A broken watch picked up for £10 at a car boot sale has sold at auction for £46,000.
The Rolex was discovered in a drawer by the late bargain-hunter's son, who was expecting it to sell for £500.
But the watched turned out to be a rare Rolex 17 Rubis Panerai 3636 watch - one of only 618 ever made - which were supplied during the Second World War to the Italian Navy.
They were issued to 'human torpedoes' - divers riding underwater missiles with a detachable warhead that could be used as a timed limpet mine on enemy ships.
The watches have a luminous dial to allow the divers to read them at night.
"It came to us on a valuation day by a chap with it in his pocket. The wind-up mechanism didn't work properly and so wasn't in perfect condition," Niall Williams, who sold the watch at auctioneers Wright Marshall in Cheshire, tells the Daily Mail.
"But we had a lot of interest in it and 10 phone lines taken up by bidders. When I told the vendor afterwards it sold for £46,000 he thought I had said £4,000 to £6,000 and I had to repeat it three times before he believed me."
Rolex is one of the most recognisable watch brands in the world, and its vintage watches tend to make much better investments than average. They aren't always as expensive as you might think, with some models changing hands for as little as £3,000.
The vale depends on the particular model, with rarer watches generally being worth more. The serial number will reveal the year of manufacture, the material and the movement, all of which affect the price.
The materials of the bracelet, dial, and bezel also influence the value: as you'd expect, platinum versions are worth more than gold, and some models are studded with diamonds.
The condition, too, is obviously important, and the original box and papers will bump up the price.

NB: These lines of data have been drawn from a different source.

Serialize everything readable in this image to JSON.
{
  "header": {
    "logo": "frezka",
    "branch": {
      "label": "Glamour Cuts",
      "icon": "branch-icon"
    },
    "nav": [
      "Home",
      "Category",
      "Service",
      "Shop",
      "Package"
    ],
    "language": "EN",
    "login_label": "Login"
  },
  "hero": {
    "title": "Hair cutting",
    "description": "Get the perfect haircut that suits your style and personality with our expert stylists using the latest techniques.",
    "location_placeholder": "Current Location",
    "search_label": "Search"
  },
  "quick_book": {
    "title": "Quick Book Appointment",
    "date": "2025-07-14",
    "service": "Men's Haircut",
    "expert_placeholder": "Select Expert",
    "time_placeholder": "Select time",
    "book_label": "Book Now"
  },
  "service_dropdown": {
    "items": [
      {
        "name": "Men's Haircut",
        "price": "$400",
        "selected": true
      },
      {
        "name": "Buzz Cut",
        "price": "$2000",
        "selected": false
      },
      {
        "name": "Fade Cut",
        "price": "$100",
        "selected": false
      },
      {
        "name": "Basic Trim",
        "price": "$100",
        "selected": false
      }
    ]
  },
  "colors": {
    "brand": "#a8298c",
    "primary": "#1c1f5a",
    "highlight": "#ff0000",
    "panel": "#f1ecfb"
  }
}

The most expensive Rolex ever to be sold was a stainless steel Daytona 6263 Albino - one of only four known examples, which formerly belonged to Eric Clapton. It went for £909,000 last year.